It’s worth repeating the access audit every few years to find out whether any changes have taken place which have had a negative impact on users with disabilities. Any new additions or alterations to the building need to be planned from the outset in compliance with the provisions of the Equality Act.
National Building Regulations
These apply to any new building, and also when any alteration is made to an existing building. They can be downloaded from the website of the National Planning Portal. Part M is particularly relevant to access and facilities for disabled people, covering the kind of disabilities to be provided for, requirements for access and use, sanitary conveniences and audience or spectator seating. The regulations are complemented by detailed guidance with diagrams and notes showing how they can be translated into the design of your premises. Remember that although for the sake of cost and convenience these are usually treated as maximum standards, building regulations in fact stipulate minimum requirements
DAC and Faculties
As with any other alteration to your church building, you will need to obtain a faculty to carry out access improvements. Start by consulting your Archdeacon, who can provide advice and will help you to obtain the Certificate of Recommendation that you will need to submit with your application.
Local Authority Requirements
Alterations which affect the exterior of a building almost always require planning permission in addition to a faculty. Fortunately, national planning guidance stipulates that if works for which permission is sought are aimed at providing disabled access then this can be a material consideration – in other words, a positive incentive for the planners to take a favourable view – in determining the application.
Funding and Value Added Tax
A lot of the work required to provide access and other facilities for disabled people can be zero-rated for VAT for registered charities; churches are accepted as charities without having to register as such with the Charity Commission. More information about which goods and building works are eligible for zero-rating and whether your parish is entitled to VAT relief can be found at www.hmrc.gov.uk. VAT Notice 707/7 dated August 2002 is still valid and contains the pro-forma wording of a zero-rate certificate that the PCC must provide to the builders to present to their VAT office. There is a large number of grants are available for access works from various organisations.

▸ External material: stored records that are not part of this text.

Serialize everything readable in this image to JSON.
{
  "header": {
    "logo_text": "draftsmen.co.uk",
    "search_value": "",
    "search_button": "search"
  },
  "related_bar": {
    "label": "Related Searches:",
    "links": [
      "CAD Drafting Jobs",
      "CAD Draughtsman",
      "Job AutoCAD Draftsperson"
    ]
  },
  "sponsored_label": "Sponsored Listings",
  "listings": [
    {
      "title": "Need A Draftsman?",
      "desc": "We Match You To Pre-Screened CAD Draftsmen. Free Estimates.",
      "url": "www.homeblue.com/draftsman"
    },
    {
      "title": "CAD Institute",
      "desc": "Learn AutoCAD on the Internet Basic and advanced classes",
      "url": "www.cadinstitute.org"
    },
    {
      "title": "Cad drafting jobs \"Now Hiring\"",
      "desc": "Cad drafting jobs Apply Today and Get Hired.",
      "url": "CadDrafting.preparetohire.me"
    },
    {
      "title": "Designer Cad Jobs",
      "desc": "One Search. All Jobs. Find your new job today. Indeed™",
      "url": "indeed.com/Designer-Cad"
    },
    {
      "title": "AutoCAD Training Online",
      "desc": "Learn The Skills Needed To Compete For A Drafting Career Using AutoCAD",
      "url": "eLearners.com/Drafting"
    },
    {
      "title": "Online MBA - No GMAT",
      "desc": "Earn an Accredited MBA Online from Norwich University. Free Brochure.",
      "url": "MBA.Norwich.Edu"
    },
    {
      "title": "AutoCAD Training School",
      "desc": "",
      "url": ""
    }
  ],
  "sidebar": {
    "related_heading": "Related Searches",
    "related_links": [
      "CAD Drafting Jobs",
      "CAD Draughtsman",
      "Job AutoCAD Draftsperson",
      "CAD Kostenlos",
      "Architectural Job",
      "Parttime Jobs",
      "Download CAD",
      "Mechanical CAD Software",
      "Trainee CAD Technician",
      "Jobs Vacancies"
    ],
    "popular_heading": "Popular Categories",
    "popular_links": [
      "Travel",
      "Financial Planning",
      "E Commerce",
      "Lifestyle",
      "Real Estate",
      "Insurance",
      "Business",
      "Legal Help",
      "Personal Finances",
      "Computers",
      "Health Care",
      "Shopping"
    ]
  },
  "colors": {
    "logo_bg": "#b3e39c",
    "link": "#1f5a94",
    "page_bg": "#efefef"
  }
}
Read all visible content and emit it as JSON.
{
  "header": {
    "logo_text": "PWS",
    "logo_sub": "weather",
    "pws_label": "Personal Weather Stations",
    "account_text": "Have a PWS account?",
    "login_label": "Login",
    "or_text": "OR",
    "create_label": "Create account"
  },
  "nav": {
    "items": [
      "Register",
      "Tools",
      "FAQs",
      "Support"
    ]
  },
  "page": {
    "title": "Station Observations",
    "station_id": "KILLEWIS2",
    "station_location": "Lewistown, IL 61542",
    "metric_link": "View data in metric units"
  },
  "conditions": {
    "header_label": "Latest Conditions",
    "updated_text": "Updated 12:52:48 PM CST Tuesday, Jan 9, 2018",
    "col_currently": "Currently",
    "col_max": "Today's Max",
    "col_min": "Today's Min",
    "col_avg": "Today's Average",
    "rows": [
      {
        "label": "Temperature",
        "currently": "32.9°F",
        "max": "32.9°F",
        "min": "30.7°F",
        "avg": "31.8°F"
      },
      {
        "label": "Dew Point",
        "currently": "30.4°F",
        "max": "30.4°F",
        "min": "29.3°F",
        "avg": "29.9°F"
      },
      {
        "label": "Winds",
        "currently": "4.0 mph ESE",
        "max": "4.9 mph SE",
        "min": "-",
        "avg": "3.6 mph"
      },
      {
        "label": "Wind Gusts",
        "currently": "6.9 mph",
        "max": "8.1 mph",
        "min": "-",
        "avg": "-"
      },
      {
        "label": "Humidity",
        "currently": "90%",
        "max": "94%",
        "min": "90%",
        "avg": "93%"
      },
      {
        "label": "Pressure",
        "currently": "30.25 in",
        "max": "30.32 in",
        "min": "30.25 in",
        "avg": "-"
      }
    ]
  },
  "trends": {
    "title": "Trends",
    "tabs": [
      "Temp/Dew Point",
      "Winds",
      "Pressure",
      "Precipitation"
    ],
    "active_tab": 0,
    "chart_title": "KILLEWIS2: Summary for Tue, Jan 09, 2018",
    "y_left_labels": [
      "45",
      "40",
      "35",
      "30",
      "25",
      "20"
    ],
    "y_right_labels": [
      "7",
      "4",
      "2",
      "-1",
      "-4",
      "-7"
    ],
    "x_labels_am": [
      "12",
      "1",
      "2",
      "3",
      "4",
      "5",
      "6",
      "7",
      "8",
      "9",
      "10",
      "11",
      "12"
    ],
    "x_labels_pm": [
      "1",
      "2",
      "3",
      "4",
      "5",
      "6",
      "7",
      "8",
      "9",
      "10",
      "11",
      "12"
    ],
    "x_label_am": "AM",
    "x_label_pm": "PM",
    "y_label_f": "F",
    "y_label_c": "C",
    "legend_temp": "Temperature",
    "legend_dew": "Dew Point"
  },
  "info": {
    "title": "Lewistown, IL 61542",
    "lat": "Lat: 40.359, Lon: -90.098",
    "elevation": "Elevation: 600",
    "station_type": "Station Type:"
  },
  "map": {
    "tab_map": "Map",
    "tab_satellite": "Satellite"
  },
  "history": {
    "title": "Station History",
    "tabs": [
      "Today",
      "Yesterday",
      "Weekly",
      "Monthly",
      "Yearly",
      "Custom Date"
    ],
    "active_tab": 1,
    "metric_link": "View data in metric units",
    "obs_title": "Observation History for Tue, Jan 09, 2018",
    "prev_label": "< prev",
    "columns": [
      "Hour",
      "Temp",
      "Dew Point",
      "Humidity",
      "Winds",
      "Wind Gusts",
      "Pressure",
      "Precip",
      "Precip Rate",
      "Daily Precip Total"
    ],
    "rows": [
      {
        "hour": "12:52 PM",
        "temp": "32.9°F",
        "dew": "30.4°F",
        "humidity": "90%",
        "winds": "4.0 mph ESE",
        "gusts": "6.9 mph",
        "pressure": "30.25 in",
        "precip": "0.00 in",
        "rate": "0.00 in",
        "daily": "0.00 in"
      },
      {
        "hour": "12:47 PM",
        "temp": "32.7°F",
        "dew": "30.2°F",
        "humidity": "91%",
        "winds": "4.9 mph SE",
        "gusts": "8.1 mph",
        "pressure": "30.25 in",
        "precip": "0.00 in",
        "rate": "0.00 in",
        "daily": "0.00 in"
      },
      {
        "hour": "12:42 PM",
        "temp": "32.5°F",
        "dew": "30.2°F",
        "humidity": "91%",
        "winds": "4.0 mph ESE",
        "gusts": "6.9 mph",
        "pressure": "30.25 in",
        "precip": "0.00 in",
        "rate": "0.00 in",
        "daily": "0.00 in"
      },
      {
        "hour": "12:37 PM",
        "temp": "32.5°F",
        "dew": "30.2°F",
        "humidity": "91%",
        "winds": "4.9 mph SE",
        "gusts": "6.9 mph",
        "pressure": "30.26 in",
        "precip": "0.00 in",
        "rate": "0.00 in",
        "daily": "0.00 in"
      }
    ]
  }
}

The Parish Property Support Team and some of the organisations whose contact details are listed below can help advise on this.
• Church Buildings Council, Guidance Note on Accessibility and Disabled People, available as a free pdf download from the ChurchCare website.
• English Heritage, Easy Access to Historic Properties, English Heritage (available as a free pdf download from the English Heritage website.
• Foster, Lisa Access to the Historic Environment (ISBN 978 1 873394 18 2), available direct from the publisher here.
• Heritage Lottery Fund, Improving your project for disabled people: available as a free pdf download from the
• Penton, John Widening the Eye of the Needle: Access to Church Buildings for People with Disabilities (ISBN 978-0715140611), available from Church House Publishing.
343kb 9 Jan 2017